One step in releasing trapped emotions is identifying and acknowledging what feelings and emotions are there.
Then, it is important to find ways to work through these past traumas, usually with the help of a therapist.
Somatic therapy focuses on intentional movement to release these trapped emotions from the body.
Outside of therapy, it can be helpful to spend time alone, practicing stillness and mindfulness, go outdoors, listen to music, and practice meaningful physical activities.
Releasing stress and trauma can present in physical signs and symptoms that include:
When the body releases trauma, a person may feel freer, lighter, and happier.
It is important that you find a therapist that you feel comfortable with.
Sometimes, it can feel stressful and overwhelming trying to choose the right therapist for you.
Doing research and asking questions is a great way to find the best fit.
There is no specific accreditation for somatic therapy, but it is good to find a therapist with experience in treating individuals who may share similar experiences with you.
Some questions you can ask when it comes to choosing a potential therapist include:
Before a somatic therapy session, there are ways to mentally and physically prepare yourself before you go in.
It can be helpful to make sure you set aside alone time before your session to find calmness, gather your thoughts, and possibly set some personal goals for your session.
Another important thing to do before a therapy session is to make sure you give yourself credit for taking steps to heal.
Going to therapy can be difficult and overwhelming, and it is important to recognize how proud you should be of yourself.
Our goal is to provide the most helpful information. Please reach out to us if you have any additional questions. We are here to help in any way we can.
Somatic therapy should be done with a therapist, but there are some somatic experiencing exercises you can do on your own.
Doing things like breathing exercises, relaxation, and meditation can help a person find some relief throughout their everyday life, along with seeing a somatic therapist.
EMDR is a form of somatic therapy.
Eye movement desensitization and reprocessing (EMDR) is a type of therapy that was originally used to relieve stress that is associated with traumatic memories.
In EMDR therapy, the therapist will help the individual recall traumatic memories while also focusing on an external stimulus.

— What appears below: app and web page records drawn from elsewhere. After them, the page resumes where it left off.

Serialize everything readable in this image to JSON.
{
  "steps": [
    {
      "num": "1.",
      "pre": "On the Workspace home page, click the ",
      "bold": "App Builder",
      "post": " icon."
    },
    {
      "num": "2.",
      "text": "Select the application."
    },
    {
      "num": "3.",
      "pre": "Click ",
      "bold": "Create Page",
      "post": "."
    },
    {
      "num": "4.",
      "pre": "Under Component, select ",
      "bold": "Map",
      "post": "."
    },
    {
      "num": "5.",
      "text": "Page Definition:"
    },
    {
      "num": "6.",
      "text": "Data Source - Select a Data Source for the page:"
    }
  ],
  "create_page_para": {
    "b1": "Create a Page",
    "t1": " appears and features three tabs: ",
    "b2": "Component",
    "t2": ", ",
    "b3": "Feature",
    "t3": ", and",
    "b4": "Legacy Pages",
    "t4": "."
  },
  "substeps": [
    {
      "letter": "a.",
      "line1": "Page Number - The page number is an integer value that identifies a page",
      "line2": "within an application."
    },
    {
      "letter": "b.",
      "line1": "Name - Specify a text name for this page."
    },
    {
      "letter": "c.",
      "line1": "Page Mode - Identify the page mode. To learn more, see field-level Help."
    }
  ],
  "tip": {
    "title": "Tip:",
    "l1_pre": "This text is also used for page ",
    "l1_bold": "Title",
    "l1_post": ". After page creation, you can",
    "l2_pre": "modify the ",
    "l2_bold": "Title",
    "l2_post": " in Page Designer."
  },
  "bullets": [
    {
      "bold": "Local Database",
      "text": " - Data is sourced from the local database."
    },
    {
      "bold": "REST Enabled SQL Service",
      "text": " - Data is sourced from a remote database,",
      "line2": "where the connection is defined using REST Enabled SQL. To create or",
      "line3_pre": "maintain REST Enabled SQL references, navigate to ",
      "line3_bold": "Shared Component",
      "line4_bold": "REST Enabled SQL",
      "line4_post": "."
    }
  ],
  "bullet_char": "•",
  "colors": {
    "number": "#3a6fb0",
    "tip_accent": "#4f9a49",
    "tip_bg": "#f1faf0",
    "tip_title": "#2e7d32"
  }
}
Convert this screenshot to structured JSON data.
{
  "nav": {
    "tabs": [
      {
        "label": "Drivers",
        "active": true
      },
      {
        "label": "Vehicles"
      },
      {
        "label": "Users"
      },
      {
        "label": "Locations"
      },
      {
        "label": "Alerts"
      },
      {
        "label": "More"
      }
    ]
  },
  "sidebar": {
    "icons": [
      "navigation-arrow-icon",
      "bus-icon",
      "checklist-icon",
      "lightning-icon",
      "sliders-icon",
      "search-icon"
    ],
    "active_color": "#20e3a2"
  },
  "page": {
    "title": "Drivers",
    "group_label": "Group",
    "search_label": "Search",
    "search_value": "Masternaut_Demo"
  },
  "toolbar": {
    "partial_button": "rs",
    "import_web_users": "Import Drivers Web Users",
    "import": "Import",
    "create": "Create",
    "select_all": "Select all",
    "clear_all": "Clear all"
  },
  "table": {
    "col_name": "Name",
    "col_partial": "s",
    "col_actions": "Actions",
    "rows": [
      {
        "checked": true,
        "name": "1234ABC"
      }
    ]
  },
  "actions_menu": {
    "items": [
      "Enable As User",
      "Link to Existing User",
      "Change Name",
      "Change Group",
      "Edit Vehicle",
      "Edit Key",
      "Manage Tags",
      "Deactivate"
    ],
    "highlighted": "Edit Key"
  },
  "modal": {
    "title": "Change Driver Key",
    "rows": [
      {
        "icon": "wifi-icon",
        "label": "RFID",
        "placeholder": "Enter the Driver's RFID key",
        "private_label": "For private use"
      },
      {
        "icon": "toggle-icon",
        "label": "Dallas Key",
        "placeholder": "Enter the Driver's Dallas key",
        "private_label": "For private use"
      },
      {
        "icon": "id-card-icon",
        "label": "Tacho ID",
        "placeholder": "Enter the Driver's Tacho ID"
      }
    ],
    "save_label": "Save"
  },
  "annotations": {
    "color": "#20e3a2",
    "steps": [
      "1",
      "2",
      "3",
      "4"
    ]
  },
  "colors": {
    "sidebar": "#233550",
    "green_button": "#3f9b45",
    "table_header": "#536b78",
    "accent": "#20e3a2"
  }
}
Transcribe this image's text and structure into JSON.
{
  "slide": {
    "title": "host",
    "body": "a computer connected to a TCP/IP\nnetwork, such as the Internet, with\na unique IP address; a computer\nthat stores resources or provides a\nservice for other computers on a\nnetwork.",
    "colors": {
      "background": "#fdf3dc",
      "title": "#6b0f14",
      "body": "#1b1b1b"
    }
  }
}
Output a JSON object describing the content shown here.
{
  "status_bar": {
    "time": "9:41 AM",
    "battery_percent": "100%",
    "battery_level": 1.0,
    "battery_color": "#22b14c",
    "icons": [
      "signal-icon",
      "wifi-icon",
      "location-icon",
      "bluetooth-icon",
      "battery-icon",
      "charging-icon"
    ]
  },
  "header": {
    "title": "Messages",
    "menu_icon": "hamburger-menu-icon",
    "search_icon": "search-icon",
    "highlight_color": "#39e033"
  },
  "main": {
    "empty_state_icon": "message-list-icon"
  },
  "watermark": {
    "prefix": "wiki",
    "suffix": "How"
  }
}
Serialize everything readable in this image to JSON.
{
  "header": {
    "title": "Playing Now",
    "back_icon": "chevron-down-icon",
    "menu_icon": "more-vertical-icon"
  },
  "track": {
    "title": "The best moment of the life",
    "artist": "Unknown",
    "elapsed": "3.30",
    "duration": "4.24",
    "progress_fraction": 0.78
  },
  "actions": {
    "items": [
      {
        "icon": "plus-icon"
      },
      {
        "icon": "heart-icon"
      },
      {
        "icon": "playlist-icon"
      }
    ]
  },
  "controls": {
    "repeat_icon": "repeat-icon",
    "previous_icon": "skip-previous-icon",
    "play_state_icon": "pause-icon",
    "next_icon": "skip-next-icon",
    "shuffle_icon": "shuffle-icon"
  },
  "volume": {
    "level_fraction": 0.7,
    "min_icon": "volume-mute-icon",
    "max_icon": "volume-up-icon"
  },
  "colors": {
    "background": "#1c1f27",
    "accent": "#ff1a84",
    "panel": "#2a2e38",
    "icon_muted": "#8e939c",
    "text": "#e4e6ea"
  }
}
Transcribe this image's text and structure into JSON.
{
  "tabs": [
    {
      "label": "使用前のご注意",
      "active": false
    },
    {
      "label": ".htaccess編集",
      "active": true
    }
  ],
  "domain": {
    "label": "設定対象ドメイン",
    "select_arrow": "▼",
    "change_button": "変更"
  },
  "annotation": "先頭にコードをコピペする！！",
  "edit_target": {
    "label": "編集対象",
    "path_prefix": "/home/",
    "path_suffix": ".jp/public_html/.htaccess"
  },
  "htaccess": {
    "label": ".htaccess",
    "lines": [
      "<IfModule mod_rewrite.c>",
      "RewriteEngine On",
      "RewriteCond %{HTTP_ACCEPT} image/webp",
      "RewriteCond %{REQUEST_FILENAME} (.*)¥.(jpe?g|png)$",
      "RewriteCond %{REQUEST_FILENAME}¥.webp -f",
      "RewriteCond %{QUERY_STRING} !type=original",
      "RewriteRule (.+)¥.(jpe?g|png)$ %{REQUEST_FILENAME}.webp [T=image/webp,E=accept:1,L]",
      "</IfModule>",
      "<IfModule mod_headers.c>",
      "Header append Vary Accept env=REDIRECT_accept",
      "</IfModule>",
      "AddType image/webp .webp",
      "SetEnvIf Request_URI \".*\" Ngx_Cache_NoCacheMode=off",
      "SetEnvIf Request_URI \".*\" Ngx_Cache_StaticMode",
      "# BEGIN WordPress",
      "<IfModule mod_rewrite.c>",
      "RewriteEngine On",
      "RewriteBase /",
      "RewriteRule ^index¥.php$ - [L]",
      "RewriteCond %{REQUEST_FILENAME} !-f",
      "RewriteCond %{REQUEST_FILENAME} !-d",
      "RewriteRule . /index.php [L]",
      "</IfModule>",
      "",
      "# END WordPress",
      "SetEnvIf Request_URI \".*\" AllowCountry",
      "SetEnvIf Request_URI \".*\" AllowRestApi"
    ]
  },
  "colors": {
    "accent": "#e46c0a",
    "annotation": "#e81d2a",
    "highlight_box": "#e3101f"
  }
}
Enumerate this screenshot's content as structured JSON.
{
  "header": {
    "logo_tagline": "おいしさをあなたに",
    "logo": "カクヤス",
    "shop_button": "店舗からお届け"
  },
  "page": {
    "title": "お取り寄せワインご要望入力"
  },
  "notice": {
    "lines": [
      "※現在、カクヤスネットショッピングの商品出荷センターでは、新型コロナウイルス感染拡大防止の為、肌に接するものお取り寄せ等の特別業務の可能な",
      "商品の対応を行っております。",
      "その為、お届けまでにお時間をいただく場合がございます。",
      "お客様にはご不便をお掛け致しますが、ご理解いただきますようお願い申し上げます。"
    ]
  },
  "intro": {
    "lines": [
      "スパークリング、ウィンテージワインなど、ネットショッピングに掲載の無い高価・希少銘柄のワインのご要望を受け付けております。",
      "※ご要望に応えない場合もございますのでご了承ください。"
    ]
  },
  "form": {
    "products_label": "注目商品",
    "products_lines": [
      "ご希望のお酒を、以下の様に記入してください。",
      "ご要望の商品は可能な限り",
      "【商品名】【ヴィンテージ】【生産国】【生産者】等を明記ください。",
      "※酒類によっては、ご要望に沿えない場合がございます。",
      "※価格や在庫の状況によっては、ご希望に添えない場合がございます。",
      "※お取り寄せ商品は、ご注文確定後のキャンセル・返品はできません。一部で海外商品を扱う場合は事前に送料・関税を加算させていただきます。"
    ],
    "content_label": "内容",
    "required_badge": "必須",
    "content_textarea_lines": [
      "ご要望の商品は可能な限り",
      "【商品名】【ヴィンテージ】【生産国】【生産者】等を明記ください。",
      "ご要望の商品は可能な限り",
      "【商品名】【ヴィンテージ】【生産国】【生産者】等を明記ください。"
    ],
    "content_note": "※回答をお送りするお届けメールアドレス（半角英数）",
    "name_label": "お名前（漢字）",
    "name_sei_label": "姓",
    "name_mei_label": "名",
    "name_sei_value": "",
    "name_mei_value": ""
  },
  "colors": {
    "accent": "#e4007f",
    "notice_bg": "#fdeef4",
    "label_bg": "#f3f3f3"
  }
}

This can help a person process information, learn new ways to cope, and relieve some emotional distress.
Both somatic therapy and EMDR are used to treat mental health conditions like anxiety, depression, and PTSD.
EMDR and somatic therapy are not the same, but they are both relatively new traditional therapy alternatives.
Somatic therapy has been shown to be a possible effective therapy for PTSD, according to the Journal of Traumatic Stress.
Some somatic therapies are evidence-based, meaning that it has been through evaluations and tests for efficacy.
Psychotherapy, also referred to as talk therapy, is a variety of treatments used to help individuals with stress, mental health, and substance use disorders.
It is used to help a person identify and change unhealthy thoughts, emotions, and behaviors.
When comparing psychotherapy and somatic therapy, psychotherapy mainly focuses on the mind, whereas somatic therapy focuses on both the mind and body.
Somatic therapy focuses on the mind-body connection and can be helpful for individuals who have experienced stress, trauma, and challenges with their mental health. Sandstone Care is here to support teens and young adults with mental health and substance use disorders.